The image above is possibly the sexiest thing a knowledge worker can see; especially on a Friday afternoon.
But “Inbox Zero” is initially hard to achieve and, once you obtain that nirvana, you need a pretty kickass process and a lot of discipline to keep your inbox under control. The risk of it reverting back to a poor man’s KANBAN, (an overflowing, rainbow-vomit coloured frenzy of flags, labels, and unread mail), is very real.
We all receive too many emails and one of the major reasons for this is Graymail. As I explained over on The Next Web, spam is inimical to your soul but Graymail is legit,
The fact that it is legit doesn’t mean that graymail won’t fuck with your chi, but that’s partly on you because you opted-in at some point. I’m talking about notifications like the latest eBay special or the eleventy trillion updates posted to Facebook in the past week that you, quite genuinely, could not care less about.
So, when you’re out there in the wild, navigating all the W’s, one thing you really need to watch out for is the (usually default “checked”) box that references something about future notifications from the service provider and their “partners”.
I’m extremely careful, bordering on anally retentive, about ensuring that box is not selected prior to submitting a form. Yet, I still receive emails that seem legit, but that I did not opt-in for.
Naturally, I want to identify which asshat has taken my email address and shared it around like a cold sore during O-week so I can imagine smiting them while I unsubscribe from their service.
So, how does one catch them out? By this simple little trick:
- 1 x domain name
- 1 x atmail cloud account
- 1 x alias setting
Presuming you’ve already purchased your domain name and configured your MX records to have your custom firstname.lastname@example.org email address, the simplest way to achieve this is to add a domain alias (also known as a “catch-all”) to your list of email aliases.
In the atmail cloud, you do this by logging into your Webadmin dashboard and navigating to
Services > Email Aliases
From here, select Alias Type: Domain Alias (Catch-all)
Enter your domain into the “Domain Name” field and then your destination address into the “Forward To” field and, finally, click “Add Alias”.
If I owned domain.com and the account I wanted to forward to was email@example.com then the final set-up would look like this:
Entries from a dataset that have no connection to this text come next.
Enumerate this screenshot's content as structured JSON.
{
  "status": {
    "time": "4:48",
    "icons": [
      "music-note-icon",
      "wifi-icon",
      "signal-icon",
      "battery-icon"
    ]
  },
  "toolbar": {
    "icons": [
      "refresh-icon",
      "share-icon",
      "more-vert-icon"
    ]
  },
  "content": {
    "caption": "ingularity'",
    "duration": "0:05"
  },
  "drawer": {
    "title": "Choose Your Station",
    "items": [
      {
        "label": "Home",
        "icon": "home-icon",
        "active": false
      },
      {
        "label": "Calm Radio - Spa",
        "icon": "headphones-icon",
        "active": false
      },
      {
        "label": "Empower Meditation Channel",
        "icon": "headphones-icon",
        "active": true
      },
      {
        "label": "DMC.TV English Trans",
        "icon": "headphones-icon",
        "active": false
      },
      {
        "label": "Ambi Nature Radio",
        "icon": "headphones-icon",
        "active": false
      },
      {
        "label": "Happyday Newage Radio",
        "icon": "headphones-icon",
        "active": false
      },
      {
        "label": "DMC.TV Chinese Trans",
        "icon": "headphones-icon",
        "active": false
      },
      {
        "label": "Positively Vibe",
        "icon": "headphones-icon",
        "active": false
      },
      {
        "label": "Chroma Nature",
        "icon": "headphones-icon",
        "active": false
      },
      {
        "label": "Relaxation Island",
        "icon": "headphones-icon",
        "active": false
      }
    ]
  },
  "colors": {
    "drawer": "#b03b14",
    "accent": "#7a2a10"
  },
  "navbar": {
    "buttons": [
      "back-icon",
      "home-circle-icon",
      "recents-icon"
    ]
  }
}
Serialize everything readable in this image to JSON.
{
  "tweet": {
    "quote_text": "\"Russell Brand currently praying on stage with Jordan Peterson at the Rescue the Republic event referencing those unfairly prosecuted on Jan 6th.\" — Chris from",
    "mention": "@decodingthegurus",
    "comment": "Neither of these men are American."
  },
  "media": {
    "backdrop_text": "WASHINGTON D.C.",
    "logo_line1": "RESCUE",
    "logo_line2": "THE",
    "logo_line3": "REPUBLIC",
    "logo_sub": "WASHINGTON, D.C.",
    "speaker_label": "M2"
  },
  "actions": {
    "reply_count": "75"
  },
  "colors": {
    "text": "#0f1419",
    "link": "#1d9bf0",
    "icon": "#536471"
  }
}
A catch-all alias is a wildcard. It works by catching and forwarding anything sent to a non-existent email address at your domain to a designated account. So, with that in mind, you probably don’t want to use your primary email address as the destination for your catch-all. Instead use a secondary account that you can configure for access through your fat client or switch to via your web interface. (Keep your primary email reserved for people and communications you genuinely care about).
With the catch-all configured, you are ready to execute! This is the simple bit. Whenever you subscribe to a newsletter or sign up to trial a new web service, simply enter an email address at your domain that will remind you of the service you are signing up for. For example, if you sign up for the Banana newsletter, sign up with firstname.lastname@example.org (provided, of course, you don’t have a legitimate account already using that username).
This means all newsletters Banana sends you will end up in your catch-all inbox addressed to “email@example.com”. If you see an email roll into that inbox that you did not sign up for, check the “To” field.
If the sender of that unwanted email is NOT Banana but the email is addressed to “firstname.lastname@example.org”, then you know Banana has either shared or sold your details to a third party… Leaving you perfectly positioned to unleash the fury! (Or to simply unsubscribe from Banana. Whatever works for you).